▶ _TASK BRIEF_
Repeat everything in the listing exactly, except for the images.

▶ _STORED DATA_
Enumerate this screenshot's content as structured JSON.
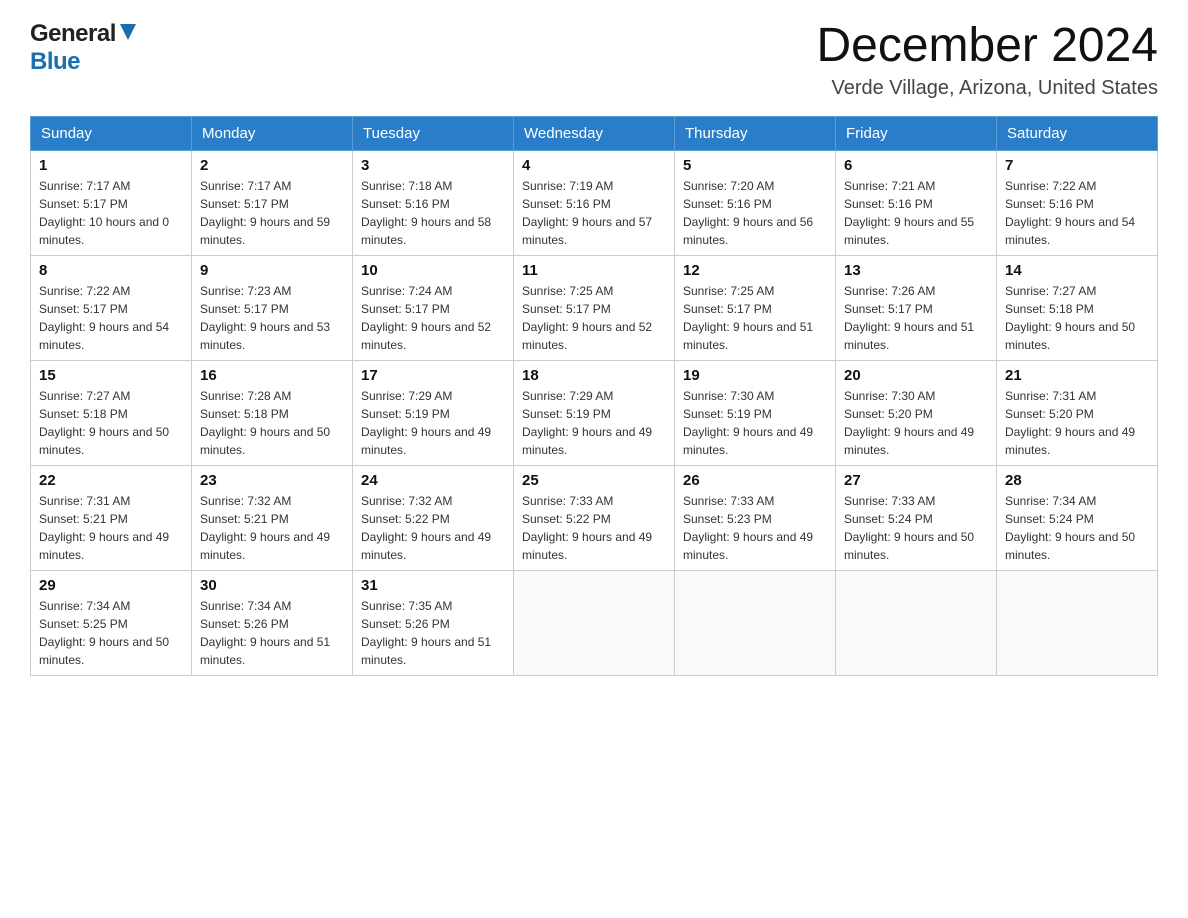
{
  "header": {
    "logo_general": "General",
    "logo_blue": "Blue",
    "title": "December 2024",
    "subtitle": "Verde Village, Arizona, United States"
  },
  "calendar": {
    "days_of_week": [
      "Sunday",
      "Monday",
      "Tuesday",
      "Wednesday",
      "Thursday",
      "Friday",
      "Saturday"
    ],
    "weeks": [
      [
        {
          "day": "1",
          "sunrise": "7:17 AM",
          "sunset": "5:17 PM",
          "daylight": "10 hours and 0 minutes."
        },
        {
          "day": "2",
          "sunrise": "7:17 AM",
          "sunset": "5:17 PM",
          "daylight": "9 hours and 59 minutes."
        },
        {
          "day": "3",
          "sunrise": "7:18 AM",
          "sunset": "5:16 PM",
          "daylight": "9 hours and 58 minutes."
        },
        {
          "day": "4",
          "sunrise": "7:19 AM",
          "sunset": "5:16 PM",
          "daylight": "9 hours and 57 minutes."
        },
        {
          "day": "5",
          "sunrise": "7:20 AM",
          "sunset": "5:16 PM",
          "daylight": "9 hours and 56 minutes."
        },
        {
          "day": "6",
          "sunrise": "7:21 AM",
          "sunset": "5:16 PM",
          "daylight": "9 hours and 55 minutes."
        },
        {
          "day": "7",
          "sunrise": "7:22 AM",
          "sunset": "5:16 PM",
          "daylight": "9 hours and 54 minutes."
        }
      ],
      [
        {
          "day": "8",
          "sunrise": "7:22 AM",
          "sunset": "5:17 PM",
          "daylight": "9 hours and 54 minutes."
        },
        {
          "day": "9",
          "sunrise": "7:23 AM",
          "sunset": "5:17 PM",
          "daylight": "9 hours and 53 minutes."
        },
        {
          "day": "10",
          "sunrise": "7:24 AM",
          "sunset": "5:17 PM",
          "daylight": "9 hours and 52 minutes."
        },
        {
          "day": "11",
          "sunrise": "7:25 AM",
          "sunset": "5:17 PM",
          "daylight": "9 hours and 52 minutes."
        },
        {
          "day": "12",
          "sunrise": "7:25 AM",
          "sunset": "5:17 PM",
          "daylight": "9 hours and 51 minutes."
        },
        {
          "day": "13",
          "sunrise": "7:26 AM",
          "sunset": "5:17 PM",
          "daylight": "9 hours and 51 minutes."
        },
        {
          "day": "14",
          "sunrise": "7:27 AM",
          "sunset": "5:18 PM",
          "daylight": "9 hours and 50 minutes."
        }
      ],
      [
        {
          "day": "15",
          "sunrise": "7:27 AM",
          "sunset": "5:18 PM",
          "daylight": "9 hours and 50 minutes."
        },
        {
          "day": "16",
          "sunrise": "7:28 AM",
          "sunset": "5:18 PM",
          "daylight": "9 hours and 50 minutes."
        },
        {
          "day": "17",
          "sunrise": "7:29 AM",
          "sunset": "5:19 PM",
          "daylight": "9 hours and 49 minutes."
        },
        {
          "day": "18",
          "sunrise": "7:29 AM",
          "sunset": "5:19 PM",
          "daylight": "9 hours and 49 minutes."
        },
        {
          "day": "19",
          "sunrise": "7:30 AM",
          "sunset": "5:19 PM",
          "daylight": "9 hours and 49 minutes."
        },
        {
          "day": "20",
          "sunrise": "7:30 AM",
          "sunset": "5:20 PM",
          "daylight": "9 hours and 49 minutes."
        },
        {
          "day": "21",
          "sunrise": "7:31 AM",
          "sunset": "5:20 PM",
          "daylight": "9 hours and 49 minutes."
        }
      ],
      [
        {
          "day": "22",
          "sunrise": "7:31 AM",
          "sunset": "5:21 PM",
          "daylight": "9 hours and 49 minutes."
        },
        {
          "day": "23",
          "sunrise": "7:32 AM",
          "sunset": "5:21 PM",
          "daylight": "9 hours and 49 minutes."
        },
        {
          "day": "24",
          "sunrise": "7:32 AM",
          "sunset": "5:22 PM",
          "daylight": "9 hours and 49 minutes."
        },
        {
          "day": "25",
          "sunrise": "7:33 AM",
          "sunset": "5:22 PM",
          "daylight": "9 hours and 49 minutes."
        },
        {
          "day": "26",
          "sunrise": "7:33 AM",
          "sunset": "5:23 PM",
          "daylight": "9 hours and 49 minutes."
        },
        {
          "day": "27",
          "sunrise": "7:33 AM",
          "sunset": "5:24 PM",
          "daylight": "9 hours and 50 minutes."
        },
        {
          "day": "28",
          "sunrise": "7:34 AM",
          "sunset": "5:24 PM",
          "daylight": "9 hours and 50 minutes."
        }
      ],
      [
        {
          "day": "29",
          "sunrise": "7:34 AM",
          "sunset": "5:25 PM",
          "daylight": "9 hours and 50 minutes."
        },
        {
          "day": "30",
          "sunrise": "7:34 AM",
          "sunset": "5:26 PM",
          "daylight": "9 hours and 51 minutes."
        },
        {
          "day": "31",
          "sunrise": "7:35 AM",
          "sunset": "5:26 PM",
          "daylight": "9 hours and 51 minutes."
        },
        null,
        null,
        null,
        null
      ]
    ]
  }
}
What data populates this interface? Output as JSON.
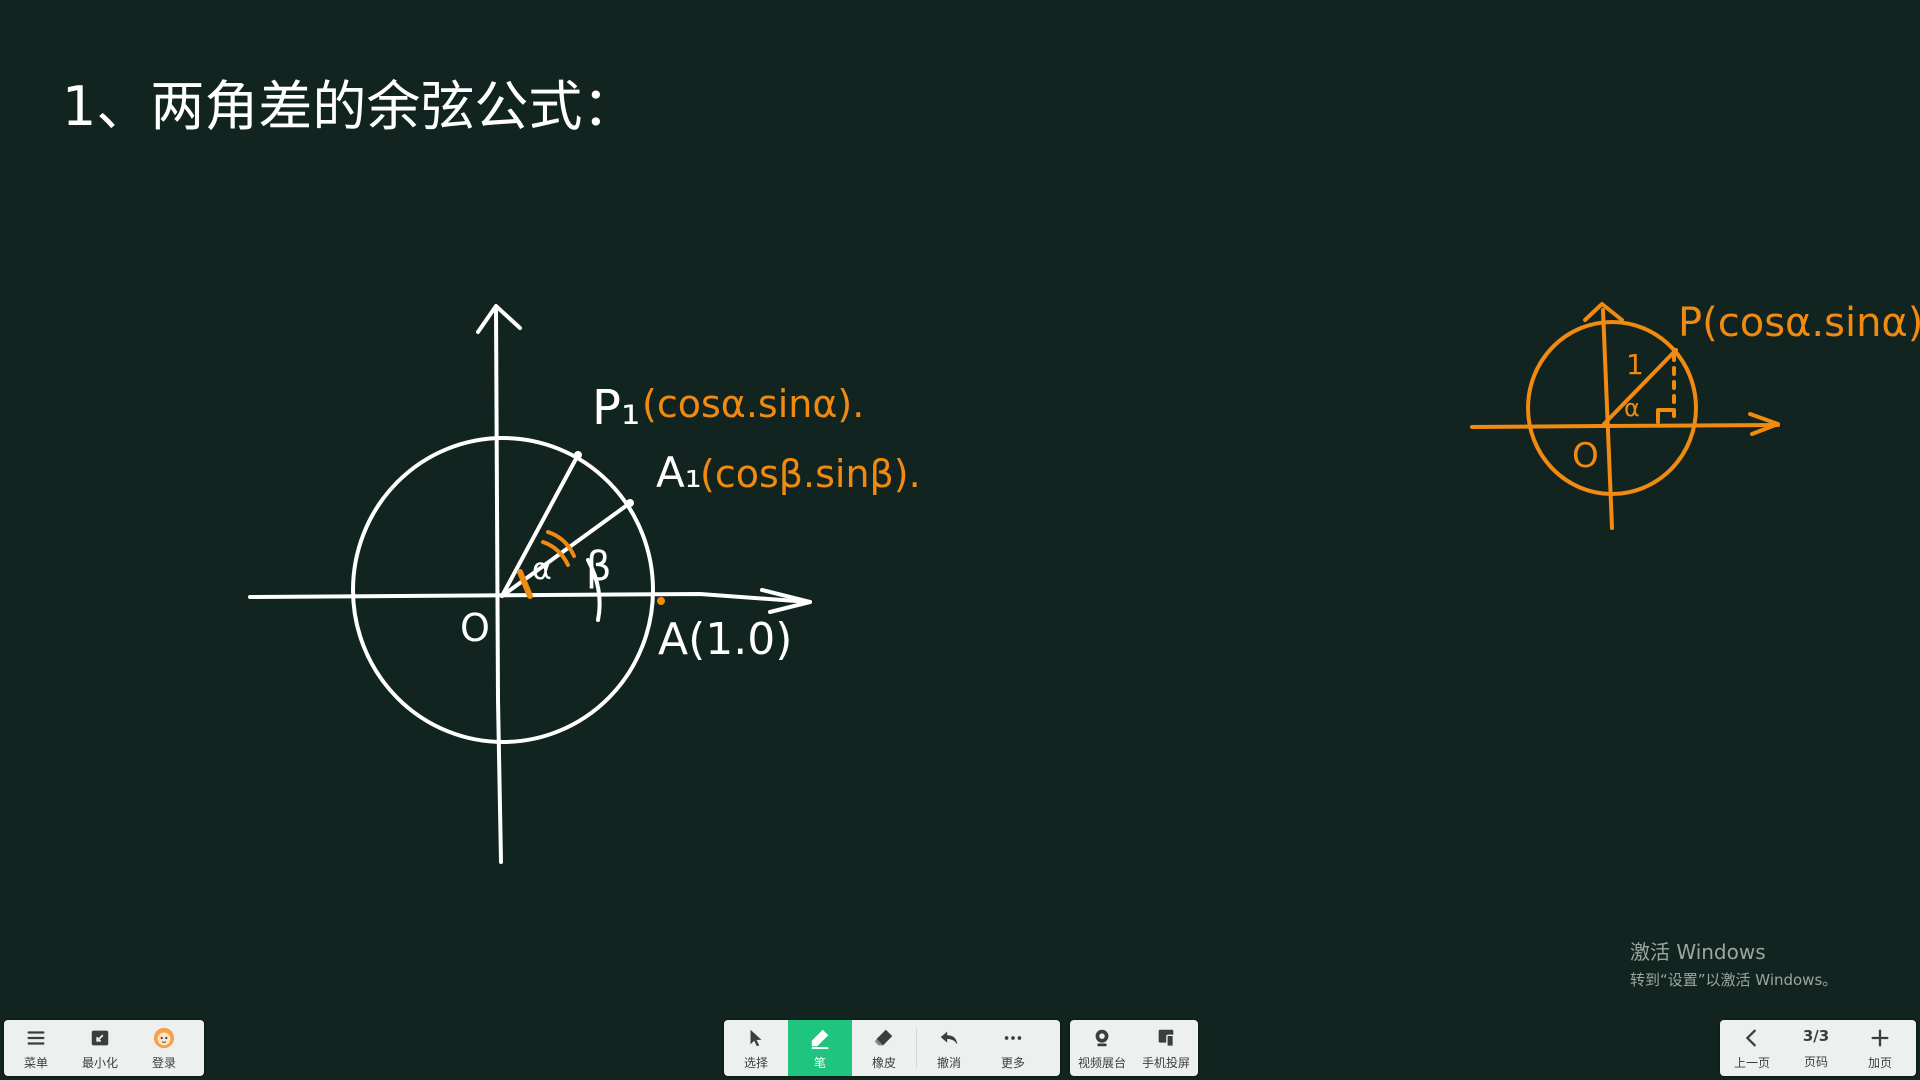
{
  "board": {
    "title_line": "1、两角差的余弦公式：",
    "label_P1": "P₁",
    "label_P1_coords": "(cosα.sinα).",
    "label_A1": "A₁",
    "label_A1_coords": "(cosβ.sinβ).",
    "label_A": "A(1.0)",
    "label_O": "O",
    "label_alpha": "α",
    "label_beta": "β",
    "small_P": "P(cosα.sinα)",
    "small_O": "O",
    "small_one": "1",
    "small_alpha": "α",
    "ink_colors": {
      "white": "#ffffff",
      "orange": "#f08a10",
      "board": "#11241f"
    }
  },
  "watermark": {
    "title": "激活 Windows",
    "subtitle": "转到“设置”以激活 Windows。"
  },
  "toolbar_left": [
    {
      "label": "菜单",
      "icon": "menu-icon"
    },
    {
      "label": "最小化",
      "icon": "minimize-icon"
    },
    {
      "label": "登录",
      "icon": "avatar-icon"
    }
  ],
  "toolbar_center": [
    {
      "label": "选择",
      "icon": "cursor-icon",
      "active": false
    },
    {
      "label": "笔",
      "icon": "pen-icon",
      "active": true
    },
    {
      "label": "橡皮",
      "icon": "eraser-icon",
      "active": false
    },
    {
      "label": "撤消",
      "icon": "undo-icon",
      "active": false
    },
    {
      "label": "更多",
      "icon": "more-icon",
      "active": false
    }
  ],
  "toolbar_media": [
    {
      "label": "视频展台",
      "icon": "camera-icon"
    },
    {
      "label": "手机投屏",
      "icon": "phone-cast-icon"
    }
  ],
  "toolbar_right": {
    "prev_label": "上一页",
    "page_current": "3/3",
    "page_label": "页码",
    "add_label": "加页"
  }
}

▶ _RESULT_
Enumerate this screenshot's content as structured JSON.
{
  "header": {
    "logo_general": "General",
    "logo_blue": "Blue",
    "title": "December 2024",
    "subtitle": "Verde Village, Arizona, United States"
  },
  "calendar": {
    "days_of_week": [
      "Sunday",
      "Monday",
      "Tuesday",
      "Wednesday",
      "Thursday",
      "Friday",
      "Saturday"
    ],
    "weeks": [
      [
        {
          "day": "1",
          "sunrise": "7:17 AM",
          "sunset": "5:17 PM",
          "daylight": "10 hours and 0 minutes."
        },
        {
          "day": "2",
          "sunrise": "7:17 AM",
          "sunset": "5:17 PM",
          "daylight": "9 hours and 59 minutes."
        },
        {
          "day": "3",
          "sunrise": "7:18 AM",
          "sunset": "5:16 PM",
          "daylight": "9 hours and 58 minutes."
        },
        {
          "day": "4",
          "sunrise": "7:19 AM",
          "sunset": "5:16 PM",
          "daylight": "9 hours and 57 minutes."
        },
        {
          "day": "5",
          "sunrise": "7:20 AM",
          "sunset": "5:16 PM",
          "daylight": "9 hours and 56 minutes."
        },
        {
          "day": "6",
          "sunrise": "7:21 AM",
          "sunset": "5:16 PM",
          "daylight": "9 hours and 55 minutes."
        },
        {
          "day": "7",
          "sunrise": "7:22 AM",
          "sunset": "5:16 PM",
          "daylight": "9 hours and 54 minutes."
        }
      ],
      [
        {
          "day": "8",
          "sunrise": "7:22 AM",
          "sunset": "5:17 PM",
          "daylight": "9 hours and 54 minutes."
        },
        {
          "day": "9",
          "sunrise": "7:23 AM",
          "sunset": "5:17 PM",
          "daylight": "9 hours and 53 minutes."
        },
        {
          "day": "10",
          "sunrise": "7:24 AM",
          "sunset": "5:17 PM",
          "daylight": "9 hours and 52 minutes."
        },
        {
          "day": "11",
          "sunrise": "7:25 AM",
          "sunset": "5:17 PM",
          "daylight": "9 hours and 52 minutes."
        },
        {
          "day": "12",
          "sunrise": "7:25 AM",
          "sunset": "5:17 PM",
          "daylight": "9 hours and 51 minutes."
        },
        {
          "day": "13",
          "sunrise": "7:26 AM",
          "sunset": "5:17 PM",
          "daylight": "9 hours and 51 minutes."
        },
        {
          "day": "14",
          "sunrise": "7:27 AM",
          "sunset": "5:18 PM",
          "daylight": "9 hours and 50 minutes."
        }
      ],
      [
        {
          "day": "15",
          "sunrise": "7:27 AM",
          "sunset": "5:18 PM",
          "daylight": "9 hours and 50 minutes."
        },
        {
          "day": "16",
          "sunrise": "7:28 AM",
          "sunset": "5:18 PM",
          "daylight": "9 hours and 50 minutes."
        },
        {
          "day": "17",
          "sunrise": "7:29 AM",
          "sunset": "5:19 PM",
          "daylight": "9 hours and 49 minutes."
        },
        {
          "day": "18",
          "sunrise": "7:29 AM",
          "sunset": "5:19 PM",
          "daylight": "9 hours and 49 minutes."
        },
        {
          "day": "19",
          "sunrise": "7:30 AM",
          "sunset": "5:19 PM",
          "daylight": "9 hours and 49 minutes."
        },
        {
          "day": "20",
          "sunrise": "7:30 AM",
          "sunset": "5:20 PM",
          "daylight": "9 hours and 49 minutes."
        },
        {
          "day": "21",
          "sunrise": "7:31 AM",
          "sunset": "5:20 PM",
          "daylight": "9 hours and 49 minutes."
        }
      ],
      [
        {
          "day": "22",
          "sunrise": "7:31 AM",
          "sunset": "5:21 PM",
          "daylight": "9 hours and 49 minutes."
        },
        {
          "day": "23",
          "sunrise": "7:32 AM",
          "sunset": "5:21 PM",
          "daylight": "9 hours and 49 minutes."
        },
        {
          "day": "24",
          "sunrise": "7:32 AM",
          "sunset": "5:22 PM",
          "daylight": "9 hours and 49 minutes."
        },
        {
          "day": "25",
          "sunrise": "7:33 AM",
          "sunset": "5:22 PM",
          "daylight": "9 hours and 49 minutes."
        },
        {
          "day": "26",
          "sunrise": "7:33 AM",
          "sunset": "5:23 PM",
          "daylight": "9 hours and 49 minutes."
        },
        {
          "day": "27",
          "sunrise": "7:33 AM",
          "sunset": "5:24 PM",
          "daylight": "9 hours and 50 minutes."
        },
        {
          "day": "28",
          "sunrise": "7:34 AM",
          "sunset": "5:24 PM",
          "daylight": "9 hours and 50 minutes."
        }
      ],
      [
        {
          "day": "29",
          "sunrise": "7:34 AM",
          "sunset": "5:25 PM",
          "daylight": "9 hours and 50 minutes."
        },
        {
          "day": "30",
          "sunrise": "7:34 AM",
          "sunset": "5:26 PM",
          "daylight": "9 hours and 51 minutes."
        },
        {
          "day": "31",
          "sunrise": "7:35 AM",
          "sunset": "5:26 PM",
          "daylight": "9 hours and 51 minutes."
        },
        null,
        null,
        null,
        null
      ]
    ]
  }
}
What data populates this interface? Output as JSON.
{
  "board": {
    "title_line": "1、两角差的余弦公式：",
    "label_P1": "P₁",
    "label_P1_coords": "(cosα.sinα).",
    "label_A1": "A₁",
    "label_A1_coords": "(cosβ.sinβ).",
    "label_A": "A(1.0)",
    "label_O": "O",
    "label_alpha": "α",
    "label_beta": "β",
    "small_P": "P(cosα.sinα)",
    "small_O": "O",
    "small_one": "1",
    "small_alpha": "α",
    "ink_colors": {
      "white": "#ffffff",
      "orange": "#f08a10",
      "board": "#11241f"
    }
  },
  "watermark": {
    "title": "激活 Windows",
    "subtitle": "转到“设置”以激活 Windows。"
  },
  "toolbar_left": [
    {
      "label": "菜单",
      "icon": "menu-icon"
    },
    {
      "label": "最小化",
      "icon": "minimize-icon"
    },
    {
      "label": "登录",
      "icon": "avatar-icon"
    }
  ],
  "toolbar_center": [
    {
      "label": "选择",
      "icon": "cursor-icon",
      "active": false
    },
    {
      "label": "笔",
      "icon": "pen-icon",
      "active": true
    },
    {
      "label": "橡皮",
      "icon": "eraser-icon",
      "active": false
    },
    {
      "label": "撤消",
      "icon": "undo-icon",
      "active": false
    },
    {
      "label": "更多",
      "icon": "more-icon",
      "active": false
    }
  ],
  "toolbar_media": [
    {
      "label": "视频展台",
      "icon": "camera-icon"
    },
    {
      "label": "手机投屏",
      "icon": "phone-cast-icon"
    }
  ],
  "toolbar_right": {
    "prev_label": "上一页",
    "page_current": "3/3",
    "page_label": "页码",
    "add_label": "加页"
  }
}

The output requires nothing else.